Our latest Dawkins thread began with an atheist worrying about Dawkins’ tone distracting religious readers away from his arguments. It does exactly that. But even if someone rewrote the book in a polite manner, the arguments would still be extremely weak. I’ve discussed many examples in many threads. Dawkins fans can rationalize them all away sure, but Glenn Beck’s fans can do the same for their man. Having a fan club willing to defend anything you say doesn’t make you right. More moderate Dawkins defenders take a second line of defense. They say (paraphrased) “Yes, Dawkins is wrong about a lot of stuff, put religious people only point out that stuff because they’re unable to refute his argument against the existence of God.” In fact , Dawkins’ argument against the existence of God has been refuted thousands if not millions of times, and most of those refutations were written centuries or millenia ago. But some people apparently missed it.
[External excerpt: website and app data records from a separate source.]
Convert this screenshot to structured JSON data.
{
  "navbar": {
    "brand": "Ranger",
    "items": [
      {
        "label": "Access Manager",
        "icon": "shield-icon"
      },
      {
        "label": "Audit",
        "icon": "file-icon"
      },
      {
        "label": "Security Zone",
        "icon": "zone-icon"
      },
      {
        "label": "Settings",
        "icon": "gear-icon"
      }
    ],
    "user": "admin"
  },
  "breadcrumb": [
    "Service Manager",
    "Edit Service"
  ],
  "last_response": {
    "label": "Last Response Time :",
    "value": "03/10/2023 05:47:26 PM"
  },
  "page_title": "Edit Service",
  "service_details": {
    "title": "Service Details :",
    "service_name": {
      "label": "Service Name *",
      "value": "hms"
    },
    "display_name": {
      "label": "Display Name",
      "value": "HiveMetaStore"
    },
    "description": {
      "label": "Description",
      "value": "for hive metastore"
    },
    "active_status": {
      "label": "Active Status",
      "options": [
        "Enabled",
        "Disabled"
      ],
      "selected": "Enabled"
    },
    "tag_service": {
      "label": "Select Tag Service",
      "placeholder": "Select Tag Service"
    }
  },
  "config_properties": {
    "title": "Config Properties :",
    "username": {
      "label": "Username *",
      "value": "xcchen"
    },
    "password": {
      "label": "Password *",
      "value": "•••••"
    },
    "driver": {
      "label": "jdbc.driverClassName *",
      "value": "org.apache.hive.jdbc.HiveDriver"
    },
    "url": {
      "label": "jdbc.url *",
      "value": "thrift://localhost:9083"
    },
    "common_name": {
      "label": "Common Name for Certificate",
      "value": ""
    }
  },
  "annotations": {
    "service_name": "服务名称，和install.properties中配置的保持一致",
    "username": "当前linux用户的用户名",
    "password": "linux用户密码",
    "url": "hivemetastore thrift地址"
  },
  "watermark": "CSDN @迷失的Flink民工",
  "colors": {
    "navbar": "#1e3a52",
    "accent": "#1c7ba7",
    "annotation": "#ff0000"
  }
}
Here’s Dawkins’ argument against the existence of God:
That sentence, like “Colorless green words sleep furiously”, is grammatically correct, but it’s nonsense. Probability is a mathematical concept that describes events, not objects, as can be verified from the nearest math textbook. (The probability of an event is the number of outcomes in the event divided by the total possible numer of outcomes.) So you can find the probability that a cow will go moo, but you can’t find the probability of a cow. And of course Dawkins knows this, so he tries to elide over the fact that he’s really talking about the probability of God coming into existence, not about the probability of God. He claims that the probability of God coming into existence is very small. As usual, he offers no reasons. No reason why God must be complex, no reason why that complexity should make the probability of God coming into existence small. But most of all, no reason why God had to come into existence in order to exist.
The best refutation to this argument is written in Genesis 1:1. “In the beginning, God created the Heavens and the Earth”. In other words, God existed before the opening event; God has always existed. Hence trying to insist that God can’t exist because He couldn’t start existing is an inane category mistake, like saying that cars can’t exist because there’s no way for a care to hatch from an egg. In his only attempt to deal with this, Dawkins claims that the statement of God being eternal is “vague” and “pseudo-philosophical”. It is neither.
So in short, the best argument against the existence of God is an extremely bad argument that was knocked down millenia ago, and even the more intelligent atheists would probably be embarrassed to be caught making it. If that’s the best argument against God’s existence, then it bolsters my confidence in God’s existence quite a bit, because apparently there aren’t any good arguments against God’s existence. But besides that, Dawkins offers this claim: “The argument from improbability is easily today’s most popular argument in favor of the existence of God”. This is perhaps the most ludicrous statement in a book that contains mostly ludicrous statements. I know that God exists because I have experience of God, just as I know my mother exists because I have experience of her. Some ignorant yahoo offering a pitiful argument for the non-existence of God would be treated the same as a similar argument concerning my mother.